PROBLEM STATEMENT — Among the records, which lines include "chevron"? List them.

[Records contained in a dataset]
◆ ◆ ◆ ◆ ◆ ◆ ◆

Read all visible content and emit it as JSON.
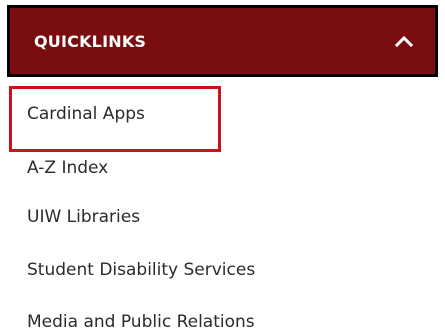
{
  "quicklinks": {
    "title": "QUICKLINKS",
    "toggle_icon": "chevron-up-icon",
    "header_color": "#7a0d10",
    "highlight_color": "#cc1119",
    "links": [
      {
        "label": "Cardinal Apps"
      },
      {
        "label": "A-Z Index"
      },
      {
        "label": "UIW Libraries"
      },
      {
        "label": "Student Disability Services"
      },
      {
        "label": "Media and Public Relations"
      }
    ]
  }
}
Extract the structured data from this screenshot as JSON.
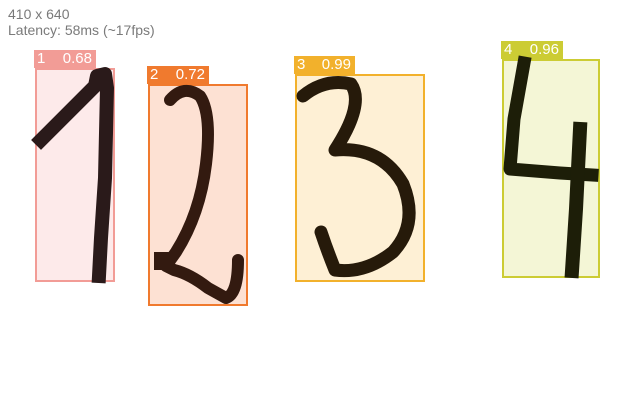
{
  "info": {
    "resolution": "410 x 640",
    "latency": "Latency: 58ms (~17fps)"
  },
  "detections": [
    {
      "label": "1",
      "score": "0.68",
      "color": "#f29c96",
      "fill": "#fdeaea"
    },
    {
      "label": "2",
      "score": "0.72",
      "color": "#f07a2e",
      "fill": "#fde1d3"
    },
    {
      "label": "3",
      "score": "0.99",
      "color": "#f2b12c",
      "fill": "#fef0d5"
    },
    {
      "label": "4",
      "score": "0.96",
      "color": "#cccc34",
      "fill": "#f4f6d6"
    }
  ]
}
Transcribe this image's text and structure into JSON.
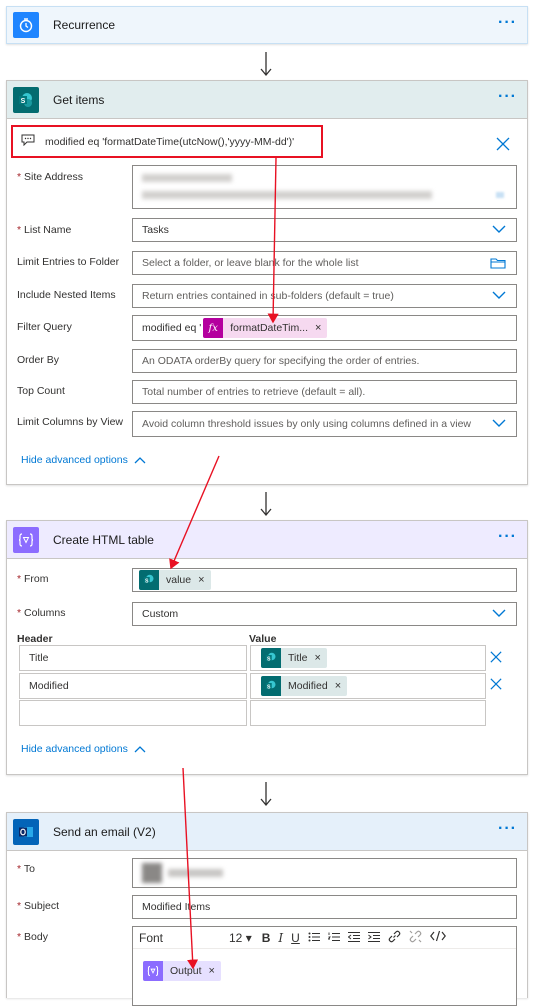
{
  "recurrence": {
    "title": "Recurrence",
    "more": "···"
  },
  "get_items": {
    "title": "Get items",
    "more": "···",
    "comment": "modified eq 'formatDateTime(utcNow(),'yyyy-MM-dd')'",
    "fields": [
      {
        "label": "Site Address",
        "required": true
      },
      {
        "label": "List Name",
        "required": true,
        "value": "Tasks"
      },
      {
        "label": "Limit Entries to Folder",
        "placeholder": "Select a folder, or leave blank for the whole list"
      },
      {
        "label": "Include Nested Items",
        "placeholder": "Return entries contained in sub-folders (default = true)"
      },
      {
        "label": "Filter Query",
        "prefix": "modified eq '",
        "token": "formatDateTim..."
      },
      {
        "label": "Order By",
        "placeholder": "An ODATA orderBy query for specifying the order of entries."
      },
      {
        "label": "Top Count",
        "placeholder": "Total number of entries to retrieve (default = all)."
      },
      {
        "label": "Limit Columns by View",
        "placeholder": "Avoid column threshold issues by only using columns defined in a view"
      }
    ],
    "hide_advanced": "Hide advanced options"
  },
  "html_table": {
    "title": "Create HTML table",
    "more": "···",
    "from_label": "From",
    "from_token": "value",
    "columns_label": "Columns",
    "columns_value": "Custom",
    "header_col": "Header",
    "value_col": "Value",
    "rows": [
      {
        "header": "Title",
        "value": "Title"
      },
      {
        "header": "Modified",
        "value": "Modified"
      }
    ],
    "hide_advanced": "Hide advanced options"
  },
  "email": {
    "title": "Send an email (V2)",
    "more": "···",
    "to_label": "To",
    "subject_label": "Subject",
    "subject_value": "Modified Items",
    "body_label": "Body",
    "font": "Font",
    "font_size": "12",
    "body_token": "Output"
  },
  "colors": {
    "recurrence_accent": "#0078d4",
    "sharepoint": "#036c70",
    "data_ops": "#8c6cff",
    "outlook": "#0364b8",
    "annotation": "#e81123"
  }
}
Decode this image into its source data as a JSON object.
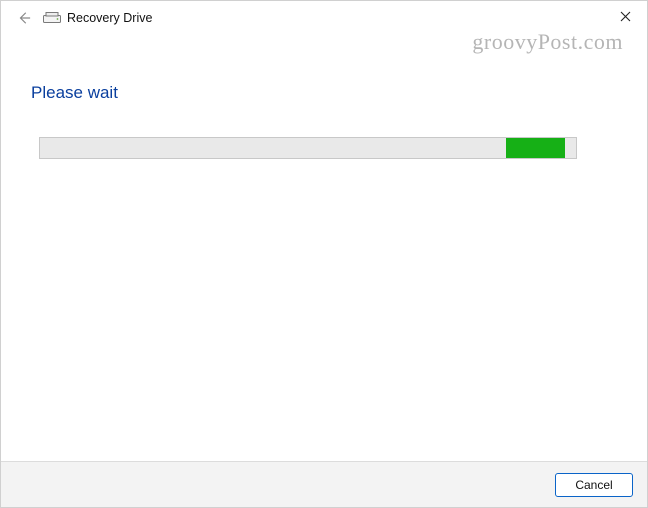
{
  "titlebar": {
    "title": "Recovery Drive",
    "back_icon": "back-arrow",
    "drive_icon": "drive",
    "close_icon": "close"
  },
  "watermark": "groovyPost.com",
  "content": {
    "heading": "Please wait",
    "progress": {
      "indeterminate": true,
      "fill_left_percent": 87,
      "fill_width_percent": 11,
      "fill_color": "#16b016",
      "track_color": "#e9e9e9"
    }
  },
  "footer": {
    "cancel_label": "Cancel"
  }
}
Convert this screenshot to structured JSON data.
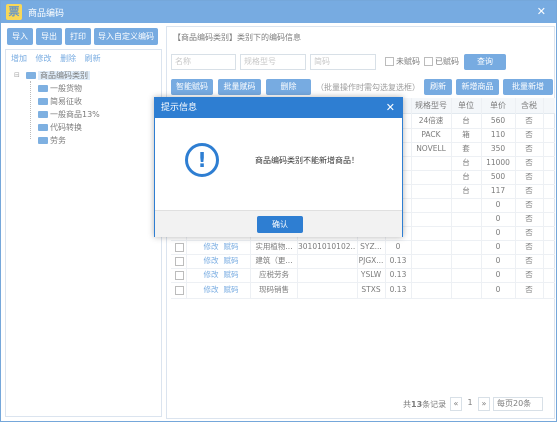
{
  "window": {
    "title": "商品编码",
    "icon_char": "票",
    "close_glyph": "✕"
  },
  "toolbar": {
    "import": "导入",
    "export": "导出",
    "print": "打印",
    "import_custom": "导入自定义编码"
  },
  "left": {
    "actions": {
      "add": "增加",
      "edit": "修改",
      "delete": "删除",
      "refresh": "刷新"
    },
    "tree": {
      "root": "商品编码类别",
      "children": [
        "一般货物",
        "简易征收",
        "一般商品13%",
        "代码转换",
        "劳务"
      ]
    }
  },
  "right": {
    "heading": "【商品编码类别】类别下的编码信息",
    "filters": {
      "name_placeholder": "名称",
      "spec_placeholder": "规格型号",
      "abbr_placeholder": "简码"
    },
    "checks": {
      "unassigned": "未赋码",
      "assigned": "已赋码"
    },
    "query": "查询",
    "buttons": {
      "smart": "智能赋码",
      "batch": "批量赋码",
      "delete": "删除",
      "hint": "（批量操作时需勾选复选框）",
      "refresh": "刷新",
      "add_product": "新增商品",
      "batch_add": "批量新增"
    },
    "columns": {
      "spec": "规格型号",
      "unit": "单位",
      "price": "单价",
      "tax_included": "含税"
    },
    "rows_top": [
      {
        "spec": "24倍速",
        "unit": "台",
        "price": "560",
        "tax": "否"
      },
      {
        "spec": "PACK",
        "unit": "箱",
        "price": "110",
        "tax": "否"
      },
      {
        "spec": "NOVELL",
        "unit": "套",
        "price": "350",
        "tax": "否"
      },
      {
        "spec": "",
        "unit": "台",
        "price": "11000",
        "tax": "否"
      },
      {
        "spec": "",
        "unit": "台",
        "price": "500",
        "tax": "否"
      },
      {
        "spec": "",
        "unit": "台",
        "price": "117",
        "tax": "否"
      },
      {
        "spec": "",
        "unit": "",
        "price": "0",
        "tax": "否"
      },
      {
        "spec": "",
        "unit": "",
        "price": "0",
        "tax": "否"
      },
      {
        "spec": "",
        "unit": "",
        "price": "0",
        "tax": "否"
      }
    ],
    "rows_bottom": [
      {
        "edit": "修改",
        "code": "赋码",
        "name": "实用植物...",
        "tax_code": "30101010102...",
        "abbr": "SYZ...",
        "rate": "0",
        "price": "0",
        "tax": "否"
      },
      {
        "edit": "修改",
        "code": "赋码",
        "name": "建筑（更...",
        "tax_code": "",
        "abbr": "PJGX...",
        "rate": "0.13",
        "price": "0",
        "tax": "否"
      },
      {
        "edit": "修改",
        "code": "赋码",
        "name": "应税劳务",
        "tax_code": "",
        "abbr": "YSLW",
        "rate": "0.13",
        "price": "0",
        "tax": "否"
      },
      {
        "edit": "修改",
        "code": "赋码",
        "name": "现码销售",
        "tax_code": "",
        "abbr": "STXS",
        "rate": "0.13",
        "price": "0",
        "tax": "否"
      }
    ],
    "pager": {
      "total_prefix": "共",
      "total": "13",
      "total_suffix": "条记录",
      "prev": "«",
      "page": "1",
      "next": "»",
      "page_size": "每页20条"
    }
  },
  "dialog": {
    "title": "提示信息",
    "close_glyph": "✕",
    "icon_char": "!",
    "message": "商品编码类别不能新增商品！",
    "ok": "确认"
  }
}
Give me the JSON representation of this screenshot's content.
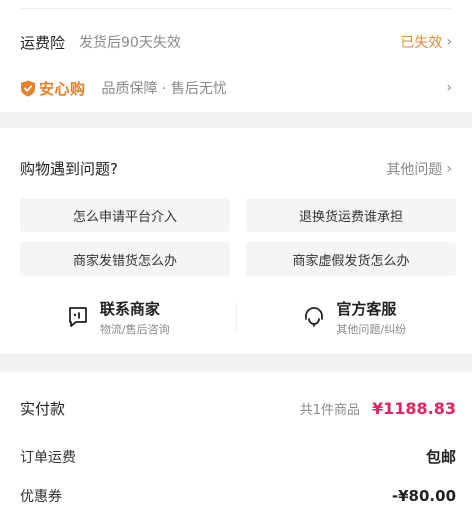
{
  "insurance": {
    "label": "运费险",
    "subtitle": "发货后90天失效",
    "status": "已失效",
    "chevron": "›"
  },
  "assurance": {
    "brand": "安心购",
    "subtitle": "品质保障 · 售后无忧",
    "chevron": "›",
    "icon": "shield-icon",
    "color": "#e8802c"
  },
  "help": {
    "title": "购物遇到问题?",
    "other_label": "其他问题",
    "chevron": "›",
    "questions": [
      "怎么申请平台介入",
      "退换货运费谁承担",
      "商家发错货怎么办",
      "商家虚假发货怎么办"
    ],
    "contacts": [
      {
        "title": "联系商家",
        "subtitle": "物流/售后咨询",
        "icon": "chat-icon"
      },
      {
        "title": "官方客服",
        "subtitle": "其他问题/纠纷",
        "icon": "headset-icon"
      }
    ]
  },
  "payment": {
    "label": "实付款",
    "count": "共1件商品",
    "total": "¥1188.83",
    "total_color": "#e0245e",
    "rows": [
      {
        "label": "订单运费",
        "value": "包邮"
      },
      {
        "label": "优惠券",
        "value": "-¥80.00"
      }
    ]
  }
}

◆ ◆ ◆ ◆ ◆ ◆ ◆

RESULT OF THIS TASK —
    "toggle_icon": "chevron-up-icon",
    "chevron": "›"
    "chevron": "›",
    "chevron": "›",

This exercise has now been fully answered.